What it's made of:


These shampoo bars are stated to be “sulfate-free, paraben-free, pH balanced, natural, 100% vegan, plastic-free, sustainable, cruelty-free, and ethically sourced” (Viori). This shampoo bar is scented with musky sweet vanilla and is made with Longsheng Rice that is fermented, crushed, and mixed with the other natural ingredients that the shampoo bar consists of. Other natural components include cocoa butter, shea butter, hydrolyzed rice protein, aloe vera, rice bran oil, and bamboo. The combination of these ingredients is meant to moisturize, strengthen, rejuvenate, and increase the natural shine of the hair. This shampoo bar has received 7,117 ratings, one of the topmost rated products of the company with 6,444 out of that 7,117 giving the product a 5-star rating. One Viori shampoo bar can give the user 30-60 washes and can be an excellent substitute for three 10 ounce worth of shampoo bottles. When comparing the bar to bottled shampoo, it saves the need for single-use plastic bottles that could easily pollute the environment because they are packages with paper. It also saves you money in the long term because when you purchase bottled shampoo they tend to consist of mostly water. Some may say that $16 for a single bar of soap can be very expensive, but considering the labor costs as well as the transport of the rice; China is most likely the top contributor to the markup. 

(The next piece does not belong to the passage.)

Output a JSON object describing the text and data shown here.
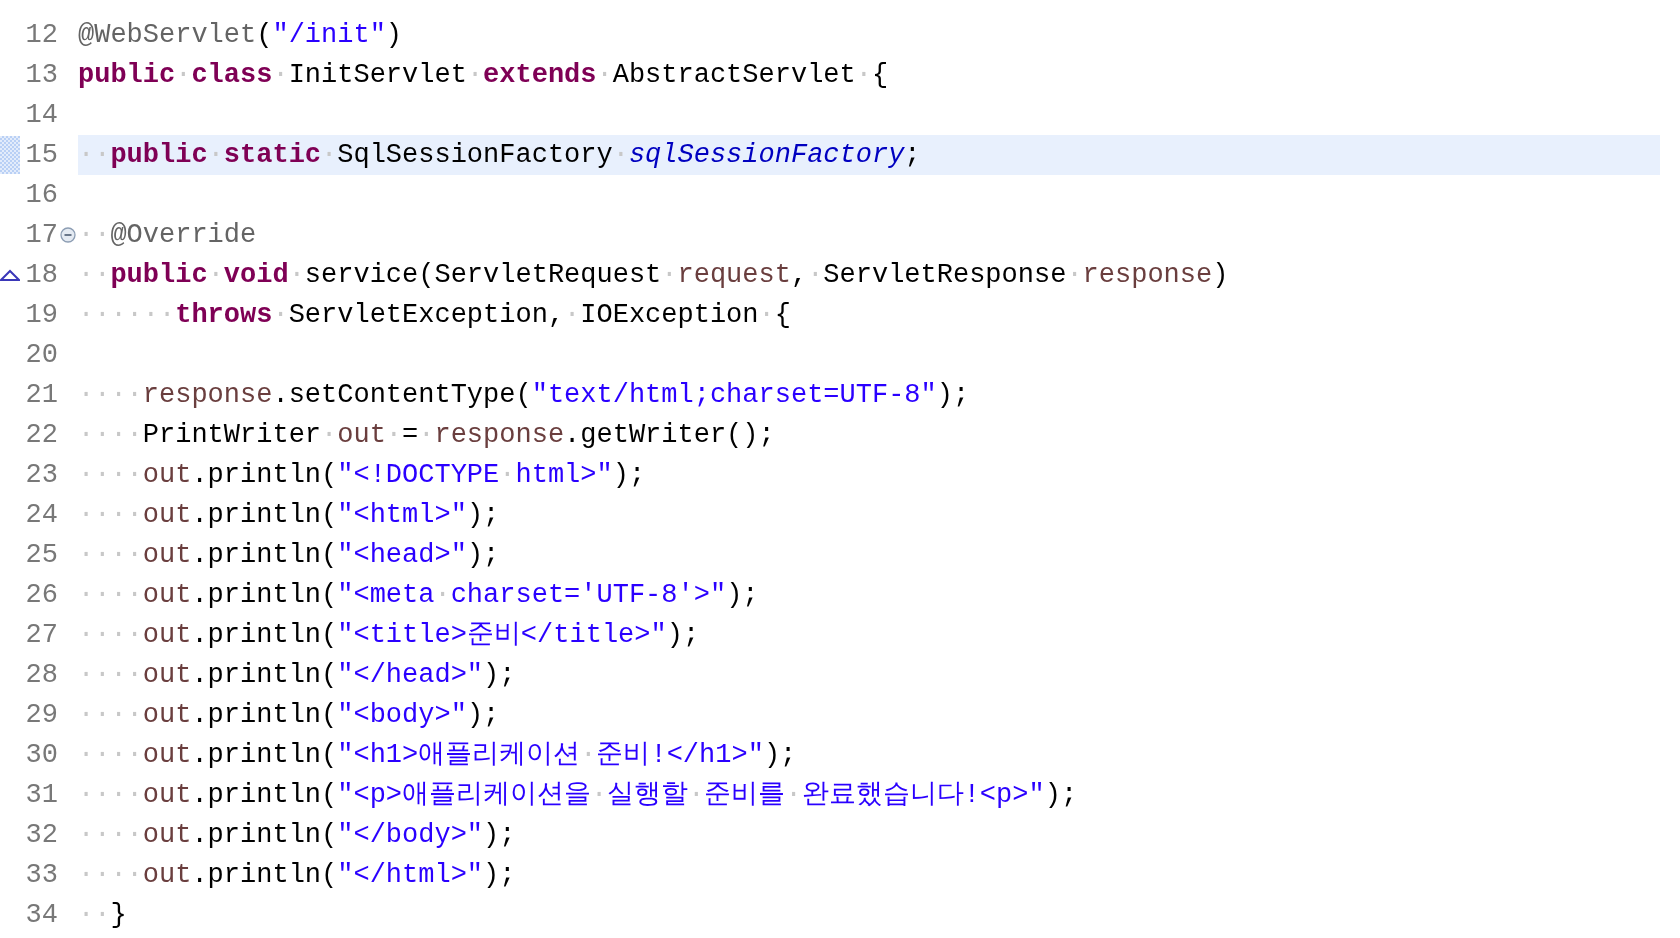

How it's made:


Longsheng Rice Water, the main ingredient in all their products, is inspired by the women of the Red Yao tribe. This is because they get their beautiful long jet black hair from rice that was fermented for several days. In exchange, for receiving Red Yao’s secret to healthy hair, Viori directly purchases the Longsheng Rice from the Red Yao women with a 500% markup. The locals additionally get a 5% donation of all of their profits in hopes for them to increase opportunities and care for their elderly and children. By purchasing the rice from the original founders of their ingredient, they are also benefiting the tribe, instead of just borrowing their resources for the company’s profit. Viori is located in Orem, Utah and their company size consists of 1-10 employees. Information on transportation emissions and whether the buildings used in manufacturing use renewable energy are not provided. Considering the fact that Viori is a very small business with very little employees, the fact that they do not disclose that much detail into whether renewable energy is being used in their facilities does bring some concern. It would help their case if they disclosed such information to their customers; providing transparency of their whole manufacturing and production process can increase the trust with their customer base and ensure a safe reputation for their product quality.

Who makes it:


The journey to the creation of the Viori business started off when the 7 founders made a trip to Longsheng in Guangxi, China in 2019. They went to an ancient village of the Red Yao tribe up in the rice terraced mountains. The company is devoted to preserving the unique culture of the tribe, which is why they both purchase the rice from the Red Yao with a large markup as well as give them a percentage of their profits. Within the year 2021, their goals are to spend $100,000 on Red Yao community initiatives. They plan to set up a purchasing plan for 2021 that will help support the local female artisans of the tribe.